Although it will be some time before the Utah Pride Center knows how much money it took in during this year’s Utah Pride Festival, the tickets have been tallied.
The results: This year’s festival drew in 25,000 visitors, slightly more than it did last year. Of those tickets, said Center executive director Valerie Larabee, 21,000 were paid and 4,000 were given away to vendors and their staff, or as prizes.
Further, Sunday’s Utah Pride Parade attracted close to 90 entries, tying it with last year’s for the biggest parade in the festival’s history.
In addition to the increase in ticket sales, Larabee said that this year’s festival has received a lot of positive feedback.
“I have had nothing but rave reviews of the event, and really it’s been across the board,” she said. “People were very impressed with the entertainment.

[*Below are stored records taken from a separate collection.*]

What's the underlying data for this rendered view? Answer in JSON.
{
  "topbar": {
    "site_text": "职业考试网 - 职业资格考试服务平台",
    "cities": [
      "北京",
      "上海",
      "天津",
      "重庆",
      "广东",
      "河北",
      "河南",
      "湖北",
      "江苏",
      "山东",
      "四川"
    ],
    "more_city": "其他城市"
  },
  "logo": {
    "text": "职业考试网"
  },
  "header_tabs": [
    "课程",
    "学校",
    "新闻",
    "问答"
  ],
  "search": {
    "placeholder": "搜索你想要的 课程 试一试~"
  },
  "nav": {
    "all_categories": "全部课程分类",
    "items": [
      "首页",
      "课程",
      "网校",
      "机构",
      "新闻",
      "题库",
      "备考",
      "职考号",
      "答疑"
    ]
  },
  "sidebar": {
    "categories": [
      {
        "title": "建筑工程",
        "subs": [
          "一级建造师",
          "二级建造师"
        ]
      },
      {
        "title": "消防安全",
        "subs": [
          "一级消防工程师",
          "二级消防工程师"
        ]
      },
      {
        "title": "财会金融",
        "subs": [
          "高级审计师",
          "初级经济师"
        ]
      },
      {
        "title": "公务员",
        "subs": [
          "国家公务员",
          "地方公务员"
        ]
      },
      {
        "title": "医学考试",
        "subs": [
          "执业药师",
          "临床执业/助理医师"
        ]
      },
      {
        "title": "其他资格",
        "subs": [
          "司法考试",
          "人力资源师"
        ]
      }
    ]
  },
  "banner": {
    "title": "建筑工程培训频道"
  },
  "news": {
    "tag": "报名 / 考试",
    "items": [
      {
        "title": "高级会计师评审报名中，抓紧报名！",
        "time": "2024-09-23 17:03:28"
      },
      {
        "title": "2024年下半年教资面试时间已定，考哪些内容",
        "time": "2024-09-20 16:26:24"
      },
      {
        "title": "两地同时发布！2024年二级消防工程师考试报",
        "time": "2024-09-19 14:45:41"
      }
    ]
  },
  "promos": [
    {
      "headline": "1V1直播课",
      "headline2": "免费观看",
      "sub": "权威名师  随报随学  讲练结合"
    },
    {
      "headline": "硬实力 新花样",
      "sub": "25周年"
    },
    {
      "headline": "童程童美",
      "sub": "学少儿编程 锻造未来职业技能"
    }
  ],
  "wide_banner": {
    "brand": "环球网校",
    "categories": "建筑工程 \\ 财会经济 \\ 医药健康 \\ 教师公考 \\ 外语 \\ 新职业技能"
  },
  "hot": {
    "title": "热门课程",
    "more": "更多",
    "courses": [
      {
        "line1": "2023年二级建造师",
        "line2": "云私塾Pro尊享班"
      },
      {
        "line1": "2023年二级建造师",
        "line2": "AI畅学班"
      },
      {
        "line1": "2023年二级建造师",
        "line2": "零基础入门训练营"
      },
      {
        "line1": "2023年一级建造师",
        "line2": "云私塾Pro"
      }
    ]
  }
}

They really liked Sandra Bernhard and Martha Wash—they loved Martha Wash. They loved the [festival] grounds and how it was laid out, and how well-oiled the team was that checked people in and out.”
As for the parade itself, Larabee said that she was proud of its diversity.
“We had the mariachi band, just this really wide range of folks who participated,” she said. “It really represented to me the work of the Pride Center, which is every part of the community being represented in the work of pride.”
She was also pleased, she continued, with the volunteers’ hard work, particularly when it came to tearing the festival down on Sunday. In her first years working the festival, Larabee said that cleaning up typically took until 3:00 a.m. This year, she said that it took only tree and a half hours.
“Monday is our day to take everything that belongs to the Center to our storage facility. It used to be that Monday was an all day job to load into the facility. But we had enough people and are getting so good at it that we were done in under three hours this year,” she continued.
“When you have a group of people that have been working together for a number of years it really beigns to show. I’m proud that people really get behind Pride and show a lot of pride in the work the put towards it.”
On a more playful note, she added that attendees were asking “if they think our parade will be the biggest in Utah.”
“And I say of course it will be someday!” she said.
Although the 2010 Utah Pride Festival closed its doors just a few weeks ago, Larabee noted that the Center is already planning for 2011.
“We want to continue to work on the programming on the stages and make sure from the minute the festival grounds open that people have something to be attracted to on the stages,” she said. “I think we still have some work to do there.”
The Center also encourages attendees of this year’s festival to fill out a survey detailing their experiences. The survey can be found at utahpridecenter.org.